e^{t/m}I_m & 0 \

0 & e^{-t/n}I_n

end{bmatrix}$

and

$u_A:=begin{bmatrix}

I_m & A \

0 & I_n

end{bmatrix}$.

(2) Let $F^+:={g_t:tge 0}$ and let $D(F^+, X)$ be the set of points $X$ such that the trajectory $F^+ x$ is divergent (“leaving any compact set”).

I wonder how to show the following equation of Hausdorff dimensions:

$$dim(X)-dim(D(F^+, X))=mn- dim(textbf{Sing}_{m,n})$$

Intuitively this is very true through Dani’s correspondence (“codimension”=”codimension”!). But to prove it rigorously, are there any key theorems about the Hausdorff dimensions involved?
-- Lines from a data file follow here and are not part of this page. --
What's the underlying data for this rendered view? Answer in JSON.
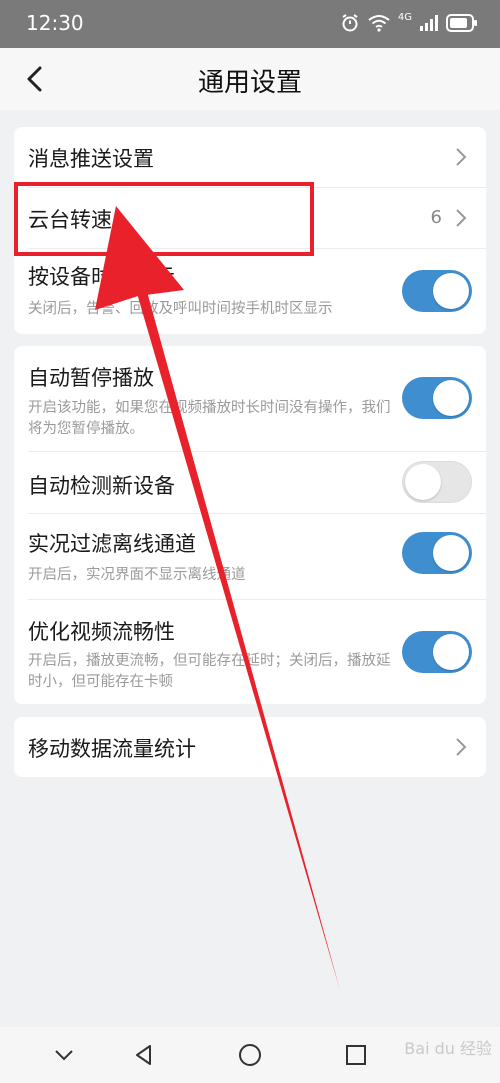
{
  "status_bar": {
    "time": "12:30",
    "network": "4G"
  },
  "header": {
    "title": "通用设置"
  },
  "group1": {
    "push": {
      "label": "消息推送设置"
    },
    "ptz": {
      "label": "云台转速",
      "value": "6"
    },
    "timezone": {
      "label": "按设备时区显示",
      "desc": "关闭后，告警、回放及呼叫时间按手机时区显示",
      "enabled": true
    }
  },
  "group2": {
    "autopause": {
      "label": "自动暂停播放",
      "desc": "开启该功能，如果您在视频播放时长时间没有操作，我们将为您暂停播放。",
      "enabled": true
    },
    "autodetect": {
      "label": "自动检测新设备",
      "enabled": false
    },
    "filter": {
      "label": "实况过滤离线通道",
      "desc": "开启后，实况界面不显示离线通道",
      "enabled": true
    },
    "smooth": {
      "label": "优化视频流畅性",
      "desc": "开启后，播放更流畅，但可能存在延时；关闭后，播放延时小，但可能存在卡顿",
      "enabled": true
    }
  },
  "group3": {
    "data_usage": {
      "label": "移动数据流量统计"
    }
  },
  "colors": {
    "toggle_on": "#3f8fd0",
    "annotation": "#e8212b"
  },
  "watermark": "Bai du 经验"
}
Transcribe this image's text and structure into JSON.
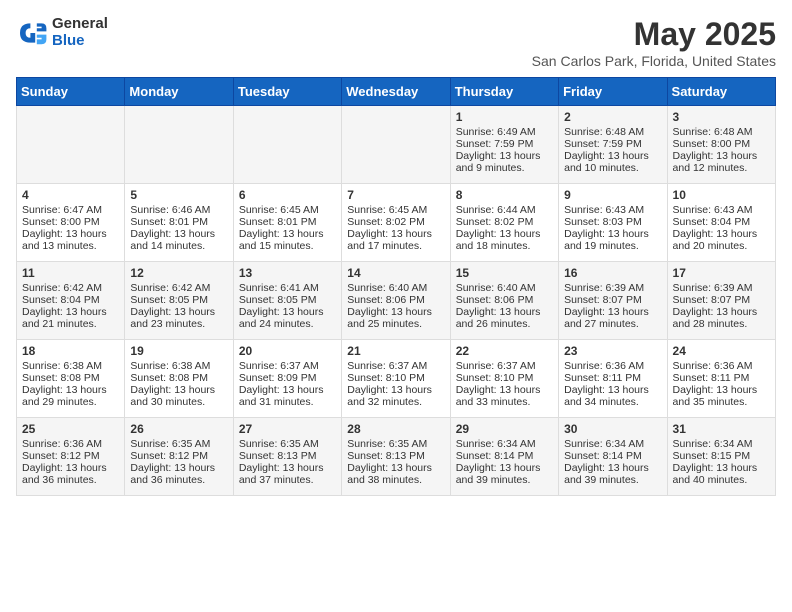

## gn.general topology – Regular measure in a Hausdorff space

Let $(X, beta, mu)$ be a measure space, and $(X, tau)$ be a Hausdorff topological space such that:

- $mathcal{B}(tau)subsetbeta$; where $mathcal{B} (tau)$ is the Borel set generated by $tau$.
- There is a sequence

$$ (K_n)_{nin mathbb{N}} in X $$

of compact sets such that $X$ is equal to the union of all those sets in the sequence. - The measure $mu(K)$ is finite, for all $K$ compact that is in $X$.

I want to prove that, if $mu$ is regular, then for each $Ainbeta$, and for all $epsilon>0$, there exists an open set $U supset A$ such that:

$$mu (U-A) leq epsilon$$.

To solve the problem, do we need full regularity or just outer regularity? And why does the space have to be specifically Hausdorff? Can the problem still be solved with a stronger/weaker separation axiom?

In general, what restrictions given in the problem statement can we remove/add while still having a similar solution?